Work to complete => Filter the listing below, keeping every line that holds "JSON".

Data provided =>
-------
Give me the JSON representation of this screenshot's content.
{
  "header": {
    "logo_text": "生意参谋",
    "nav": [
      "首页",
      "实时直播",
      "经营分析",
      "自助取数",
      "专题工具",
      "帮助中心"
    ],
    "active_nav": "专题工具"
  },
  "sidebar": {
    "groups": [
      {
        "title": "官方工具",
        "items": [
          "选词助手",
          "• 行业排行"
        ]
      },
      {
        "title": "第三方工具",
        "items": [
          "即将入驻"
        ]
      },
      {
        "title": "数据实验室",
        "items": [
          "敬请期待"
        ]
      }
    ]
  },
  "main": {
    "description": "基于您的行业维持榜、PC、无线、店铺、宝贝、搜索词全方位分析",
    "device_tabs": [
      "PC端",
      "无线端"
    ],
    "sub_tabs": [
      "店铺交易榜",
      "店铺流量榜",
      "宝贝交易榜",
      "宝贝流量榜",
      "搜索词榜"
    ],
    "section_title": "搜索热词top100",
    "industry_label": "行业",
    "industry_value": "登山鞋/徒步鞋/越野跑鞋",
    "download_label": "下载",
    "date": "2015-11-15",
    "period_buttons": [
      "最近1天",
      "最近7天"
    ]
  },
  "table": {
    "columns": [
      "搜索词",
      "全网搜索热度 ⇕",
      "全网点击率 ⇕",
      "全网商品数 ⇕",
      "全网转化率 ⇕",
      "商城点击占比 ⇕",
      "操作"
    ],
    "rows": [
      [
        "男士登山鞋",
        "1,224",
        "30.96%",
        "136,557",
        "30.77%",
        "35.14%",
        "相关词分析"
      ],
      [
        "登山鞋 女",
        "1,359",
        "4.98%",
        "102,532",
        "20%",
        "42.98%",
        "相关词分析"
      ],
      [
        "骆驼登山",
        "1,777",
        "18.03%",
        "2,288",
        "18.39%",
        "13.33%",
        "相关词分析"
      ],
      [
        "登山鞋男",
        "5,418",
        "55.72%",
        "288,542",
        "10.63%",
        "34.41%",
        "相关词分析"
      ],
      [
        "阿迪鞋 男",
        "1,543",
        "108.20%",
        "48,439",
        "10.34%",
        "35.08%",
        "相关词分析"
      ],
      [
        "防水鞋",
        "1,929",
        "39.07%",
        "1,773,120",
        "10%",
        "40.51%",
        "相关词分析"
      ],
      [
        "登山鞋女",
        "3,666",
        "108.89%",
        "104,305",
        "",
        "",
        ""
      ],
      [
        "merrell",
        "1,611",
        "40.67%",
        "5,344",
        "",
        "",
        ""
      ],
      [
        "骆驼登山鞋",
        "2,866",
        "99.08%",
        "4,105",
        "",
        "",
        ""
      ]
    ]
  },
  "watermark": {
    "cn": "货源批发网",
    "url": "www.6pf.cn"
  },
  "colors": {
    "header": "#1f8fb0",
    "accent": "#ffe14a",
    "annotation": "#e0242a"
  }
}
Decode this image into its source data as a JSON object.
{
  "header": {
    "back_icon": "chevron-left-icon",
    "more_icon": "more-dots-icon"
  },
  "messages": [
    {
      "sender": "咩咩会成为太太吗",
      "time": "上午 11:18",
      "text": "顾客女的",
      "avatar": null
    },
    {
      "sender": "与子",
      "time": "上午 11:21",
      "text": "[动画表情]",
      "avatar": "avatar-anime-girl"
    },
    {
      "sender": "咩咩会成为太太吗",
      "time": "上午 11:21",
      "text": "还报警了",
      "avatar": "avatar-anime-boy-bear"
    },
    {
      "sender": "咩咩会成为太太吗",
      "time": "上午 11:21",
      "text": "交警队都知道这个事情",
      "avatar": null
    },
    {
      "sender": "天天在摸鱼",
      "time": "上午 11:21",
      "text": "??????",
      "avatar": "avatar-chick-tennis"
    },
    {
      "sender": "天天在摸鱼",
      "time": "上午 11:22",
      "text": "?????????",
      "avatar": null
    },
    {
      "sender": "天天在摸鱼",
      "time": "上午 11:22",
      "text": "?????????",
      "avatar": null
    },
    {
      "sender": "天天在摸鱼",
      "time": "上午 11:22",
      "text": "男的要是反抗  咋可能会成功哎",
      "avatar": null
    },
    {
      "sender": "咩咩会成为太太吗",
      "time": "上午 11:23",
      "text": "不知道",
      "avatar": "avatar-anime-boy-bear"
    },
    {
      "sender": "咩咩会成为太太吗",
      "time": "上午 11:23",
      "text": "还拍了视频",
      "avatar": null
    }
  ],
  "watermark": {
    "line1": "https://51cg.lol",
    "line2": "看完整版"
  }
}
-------
Solution to the exercise =>
Give me the JSON representation of this screenshot's content.
Decode this image into its source data as a JSON object.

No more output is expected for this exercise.